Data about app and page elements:
=== Section Start ===
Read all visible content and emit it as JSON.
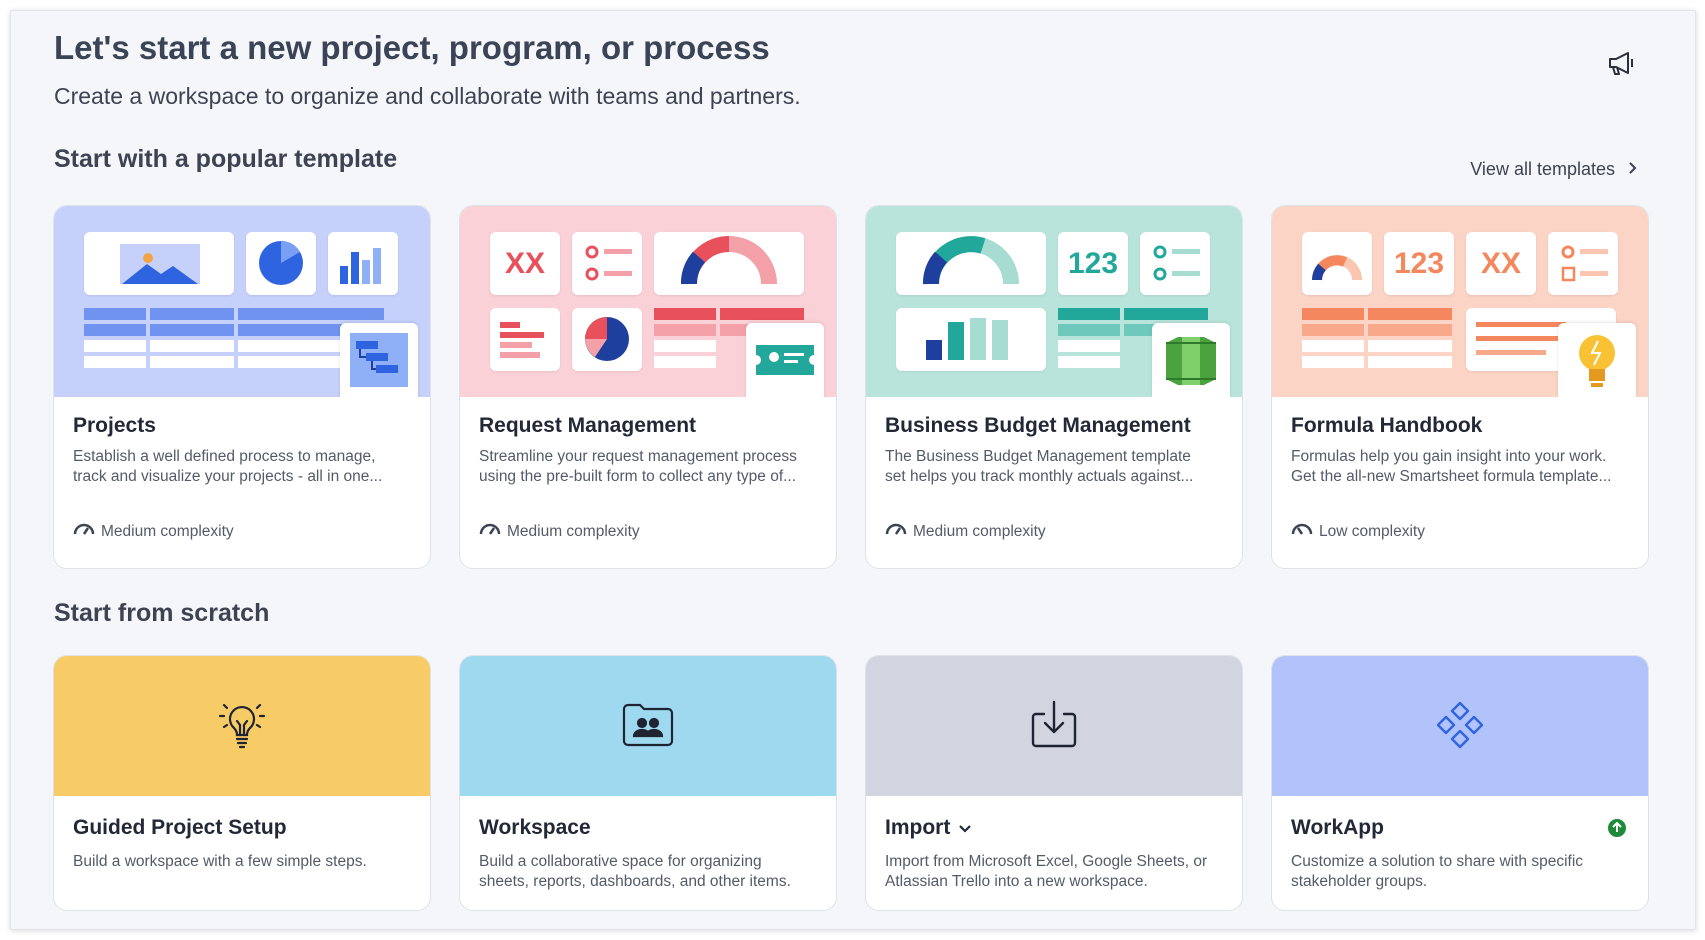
{
  "header": {
    "title": "Let's start a new project, program, or process",
    "subtitle": "Create a workspace to organize and collaborate with teams and partners.",
    "announce_icon": "megaphone-icon"
  },
  "templates_section": {
    "title": "Start with a popular template",
    "view_all": "View all templates",
    "cards": [
      {
        "title": "Projects",
        "desc1": "Establish a well defined process to manage,",
        "desc2": "track and visualize your projects - all in one...",
        "complexity": "Medium complexity",
        "bg": "#c5d1fb"
      },
      {
        "title": "Request Management",
        "desc1": "Streamline your request management process",
        "desc2": "using the pre-built form to collect any type of...",
        "complexity": "Medium complexity",
        "bg": "#f9d1d6",
        "tile_text": "XX"
      },
      {
        "title": "Business Budget Management",
        "desc1": "The Business Budget Management template",
        "desc2": "set helps you track monthly actuals against...",
        "complexity": "Medium complexity",
        "bg": "#b9e4dc",
        "tile_text": "123"
      },
      {
        "title": "Formula Handbook",
        "desc1": "Formulas help you gain insight into your work.",
        "desc2": "Get the all-new Smartsheet formula template...",
        "complexity": "Low complexity",
        "bg": "#fbd4c6",
        "tile_text_1": "123",
        "tile_text_2": "XX"
      }
    ]
  },
  "scratch_section": {
    "title": "Start from scratch",
    "cards": [
      {
        "title": "Guided Project Setup",
        "desc1": "Build a workspace with a few simple steps.",
        "desc2": "",
        "icon": "lightbulb-icon",
        "bg": "#f7cb65"
      },
      {
        "title": "Workspace",
        "desc1": "Build a collaborative space for organizing",
        "desc2": "sheets, reports, dashboards, and other items.",
        "icon": "workspace-folder-icon",
        "bg": "#9fd9f0"
      },
      {
        "title": "Import",
        "desc1": "Import from Microsoft Excel, Google Sheets, or",
        "desc2": "Atlassian Trello into a new workspace.",
        "icon": "import-icon",
        "bg": "#d2d4e0"
      },
      {
        "title": "WorkApp",
        "desc1": "Customize a solution to share with specific",
        "desc2": "stakeholder groups.",
        "icon": "workapp-icon",
        "bg": "#b2c2fb"
      }
    ]
  },
  "colors": {
    "blue": "#2f64e0",
    "navy": "#1f3f9e",
    "red": "#e8505b",
    "teal": "#22a89a",
    "orange": "#f4875e",
    "upgrade_green": "#1e8a3a"
  }
}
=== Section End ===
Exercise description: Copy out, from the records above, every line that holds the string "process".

Expected answer:
    "title": "Let's start a new project, program, or process",
        "desc1": "Establish a well defined process to manage,",
        "desc1": "Streamline your request management process",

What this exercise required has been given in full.